The website vendor has also moved session information into the cloud, to improve performance, and added a virtual waiting room where customers can see how long it will be until their turn, he said.

“That way they don’t have to be refreshing [the page],” Mr. Davis said. “We’ll be doing it.”

Curt Van Riper, the boat line director of information technologies, said his department has been load-testing the system to make sure it is ready for online reservations to begin next month.

“The only opening that really gets affected is the Vineyard opening,” Mr. Van Riper said.

Woods Hole Change Orders Pile Up

Also Tuesday, governors heard an update on shoreside work in Woods Hole, where the $60 million terminal reconstruction project is entering its third winter.

Unforeseen obstructions beneath the sea bottom continue to pose financial uncertainties, SSA project manager Bill Cloutier and contract architect Lian Davis both said.

Depending on how many more obstacles turn up, future change orders for the project — which already has surpassed $50 million in construction costs — could range from as low as $100,000 to nearly $1.5 million, according to an estimate prepared by Lian Davis.

“About 50 per cent of the time, we’re able to drive piles and get them in place in one try,” Mr. Cloutier said.
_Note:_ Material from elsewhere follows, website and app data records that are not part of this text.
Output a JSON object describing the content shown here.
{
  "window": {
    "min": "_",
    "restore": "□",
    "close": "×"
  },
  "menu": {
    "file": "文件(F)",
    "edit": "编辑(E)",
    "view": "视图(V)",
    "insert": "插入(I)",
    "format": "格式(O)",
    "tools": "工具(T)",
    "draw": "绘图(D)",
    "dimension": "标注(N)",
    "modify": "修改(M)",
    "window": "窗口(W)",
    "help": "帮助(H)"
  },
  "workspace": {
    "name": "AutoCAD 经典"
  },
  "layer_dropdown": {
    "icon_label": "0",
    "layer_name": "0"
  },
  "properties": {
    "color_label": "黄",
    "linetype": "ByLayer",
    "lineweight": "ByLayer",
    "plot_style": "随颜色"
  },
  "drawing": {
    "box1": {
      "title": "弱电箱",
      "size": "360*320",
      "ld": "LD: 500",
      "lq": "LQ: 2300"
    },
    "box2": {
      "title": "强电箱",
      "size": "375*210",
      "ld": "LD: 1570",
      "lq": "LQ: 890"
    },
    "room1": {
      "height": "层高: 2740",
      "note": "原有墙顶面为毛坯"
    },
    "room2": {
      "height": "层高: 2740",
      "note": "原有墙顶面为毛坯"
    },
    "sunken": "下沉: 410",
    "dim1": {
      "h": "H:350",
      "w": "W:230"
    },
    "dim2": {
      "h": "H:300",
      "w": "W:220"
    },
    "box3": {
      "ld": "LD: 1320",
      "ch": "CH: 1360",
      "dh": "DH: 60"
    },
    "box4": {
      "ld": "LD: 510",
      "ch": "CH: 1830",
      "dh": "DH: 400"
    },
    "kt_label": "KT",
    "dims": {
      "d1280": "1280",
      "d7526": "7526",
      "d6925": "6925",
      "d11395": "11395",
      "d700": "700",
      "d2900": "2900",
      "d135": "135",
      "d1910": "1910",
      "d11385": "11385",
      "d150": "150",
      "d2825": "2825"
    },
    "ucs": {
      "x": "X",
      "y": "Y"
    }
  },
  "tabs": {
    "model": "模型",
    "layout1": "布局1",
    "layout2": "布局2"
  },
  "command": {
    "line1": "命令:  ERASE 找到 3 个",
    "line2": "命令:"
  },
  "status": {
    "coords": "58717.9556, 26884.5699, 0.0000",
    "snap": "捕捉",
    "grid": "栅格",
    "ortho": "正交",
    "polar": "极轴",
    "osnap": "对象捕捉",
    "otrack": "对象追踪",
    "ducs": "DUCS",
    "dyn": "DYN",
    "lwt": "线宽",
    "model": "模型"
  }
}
The rest of the piles encounter obstacles that require them to be relocated or reinforced, adding time and costs.

“We’ve known this was going to be a problem from the onset,” Mr. Cloutier said. “We knew that we were going to get change orders.”

Before beginning work, Lian Davis said, the architects engaged in a probing project to explore what might lie below the sea bed in the terminal slip areas.

“Based on the information, we did relocate monopiles when we could,” he said.

However, he added, “there have been times when the probing did not encounter obstructions, but the piles did . . . The probing program is not perfect, but was the best tool we had available.”

Oak Bluffs Terminal Is Done

There was better news on the Oak Bluffs terminal redecking project, which is scheduled for final inspection this week.

“We’re not going to have any change orders,” Mr. Cloutier said. “We may not put all the decking on, because we want to protect the terminal during storms [but] everything is all fastened underneath.”

Contractor Coastal Marine performed the work for $752,524, Mr. Cloutier said. The final SSA inspection is scheduled for Dec. 18 and the contractor is expected to pull out its equipment and depart Dec. 21 and Dec. 22.

Continuing its pandemic-year policy of extending licenses by one year, instead of entering multi-year agreements, governors voted quickly to extend the license contracts for the Island Queen and Hy-Line ferry services to Oak Bluffs and the Pied Piper/Sandpiper ferries to Edgartown.

“We can reassess the [license] program again next fall, probably in the October-November time frame,” SSA general counsel Terence Kenneally said.

The ferry Eagle is in the final stretch of its stay at Thames Shipyard in New London, Conn., where underwater work has been completed, SSA director of shoreside operations Mark Amundsen said.

The $1.9 million contract will overrun its due date by one week due to the delivery of a new anchor windlass, which is due to ship Wednesday from Mississippi, Mr. Amundsen said.

Thames Shipyard will also get an $808,000 contract to repair and update the freight ferry Governor, after the lowest bid from Senesco Marine in Rhode Island was deemed non-responsive due to the presence on Senesco’s staff of a former SSA employee who is within a one-year cooling-off period required by state law.

Mr. Amundsen did not name the staffer. Former longtime SSA director of engineering and maintenance Carl Walker, whose position was eliminated in January, is now Senesco’s repair yard marine superintendent, according to his LinkedIn profile.

The Governor will enter its shipyard availability period Feb. 9, ending April 5, Mr. Amundsen said.